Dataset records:
'''

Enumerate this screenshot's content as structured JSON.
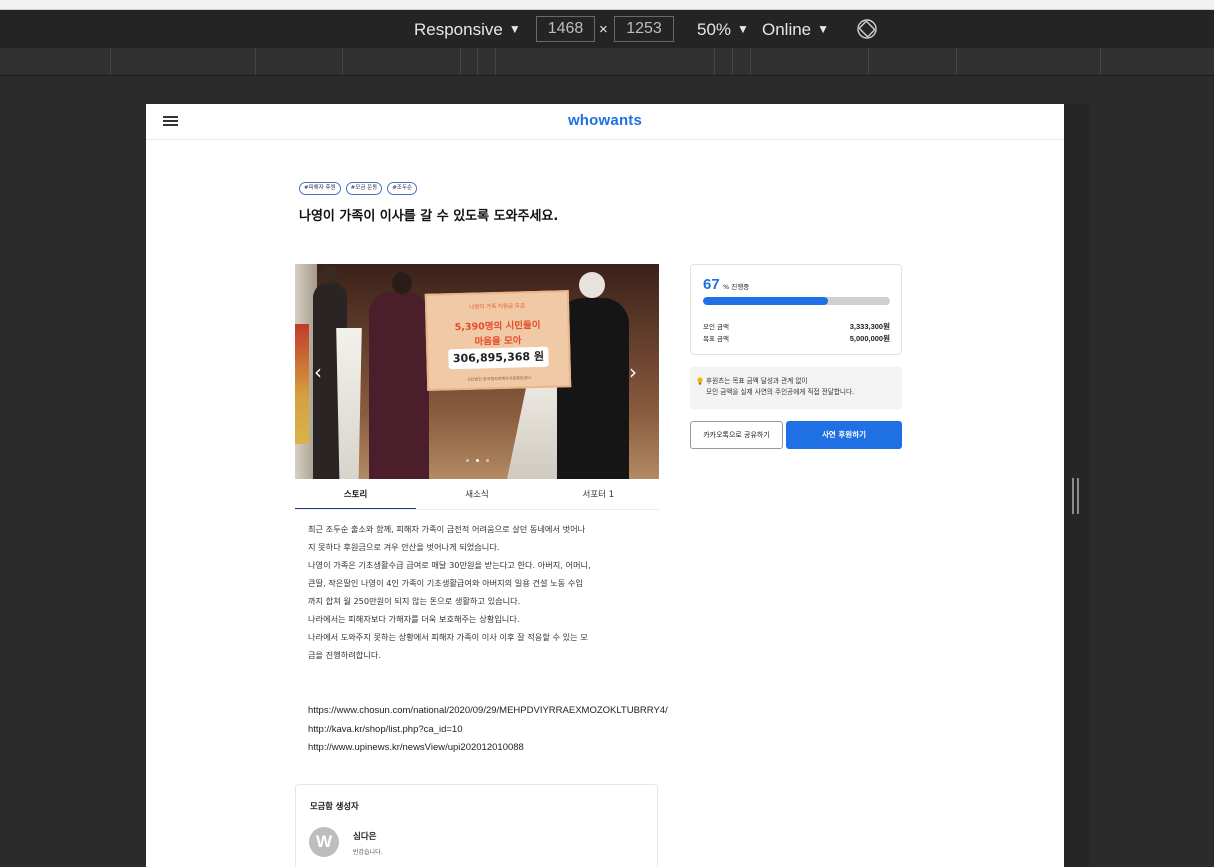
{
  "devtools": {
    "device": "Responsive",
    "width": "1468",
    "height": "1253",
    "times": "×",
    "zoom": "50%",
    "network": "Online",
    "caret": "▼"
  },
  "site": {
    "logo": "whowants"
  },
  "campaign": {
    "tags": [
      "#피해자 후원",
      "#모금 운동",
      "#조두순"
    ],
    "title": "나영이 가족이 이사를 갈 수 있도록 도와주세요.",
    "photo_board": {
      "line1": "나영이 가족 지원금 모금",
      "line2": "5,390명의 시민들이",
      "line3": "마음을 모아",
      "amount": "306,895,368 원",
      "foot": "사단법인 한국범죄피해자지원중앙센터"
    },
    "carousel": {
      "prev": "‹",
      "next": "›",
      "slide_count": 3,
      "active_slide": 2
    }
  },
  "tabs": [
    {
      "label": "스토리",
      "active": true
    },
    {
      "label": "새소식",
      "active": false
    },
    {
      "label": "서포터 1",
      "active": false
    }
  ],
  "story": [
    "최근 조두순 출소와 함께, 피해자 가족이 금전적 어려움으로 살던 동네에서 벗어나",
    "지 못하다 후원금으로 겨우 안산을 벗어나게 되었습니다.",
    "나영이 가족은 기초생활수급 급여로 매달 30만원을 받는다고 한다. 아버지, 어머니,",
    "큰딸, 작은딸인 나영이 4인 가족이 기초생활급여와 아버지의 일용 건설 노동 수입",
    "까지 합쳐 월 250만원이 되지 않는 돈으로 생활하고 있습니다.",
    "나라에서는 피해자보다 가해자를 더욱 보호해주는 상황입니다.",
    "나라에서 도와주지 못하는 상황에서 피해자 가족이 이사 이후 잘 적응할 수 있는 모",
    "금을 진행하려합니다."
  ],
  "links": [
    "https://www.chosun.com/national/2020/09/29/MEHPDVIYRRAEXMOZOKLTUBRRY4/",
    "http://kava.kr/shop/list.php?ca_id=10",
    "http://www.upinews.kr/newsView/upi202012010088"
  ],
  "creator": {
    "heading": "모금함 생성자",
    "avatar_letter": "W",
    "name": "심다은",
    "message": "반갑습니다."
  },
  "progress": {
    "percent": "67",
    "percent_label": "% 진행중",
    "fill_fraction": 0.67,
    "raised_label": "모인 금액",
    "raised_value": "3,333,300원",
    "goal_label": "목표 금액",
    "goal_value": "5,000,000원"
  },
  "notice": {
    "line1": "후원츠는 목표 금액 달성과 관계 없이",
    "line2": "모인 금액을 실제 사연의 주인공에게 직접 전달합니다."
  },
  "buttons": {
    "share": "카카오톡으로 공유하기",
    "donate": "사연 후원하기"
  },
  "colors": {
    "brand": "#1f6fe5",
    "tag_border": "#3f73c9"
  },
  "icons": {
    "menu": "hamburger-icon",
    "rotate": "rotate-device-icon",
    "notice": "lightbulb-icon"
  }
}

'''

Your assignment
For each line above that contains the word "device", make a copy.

Output of the exercise
    "device": "Responsive",
    "rotate": "rotate-device-icon",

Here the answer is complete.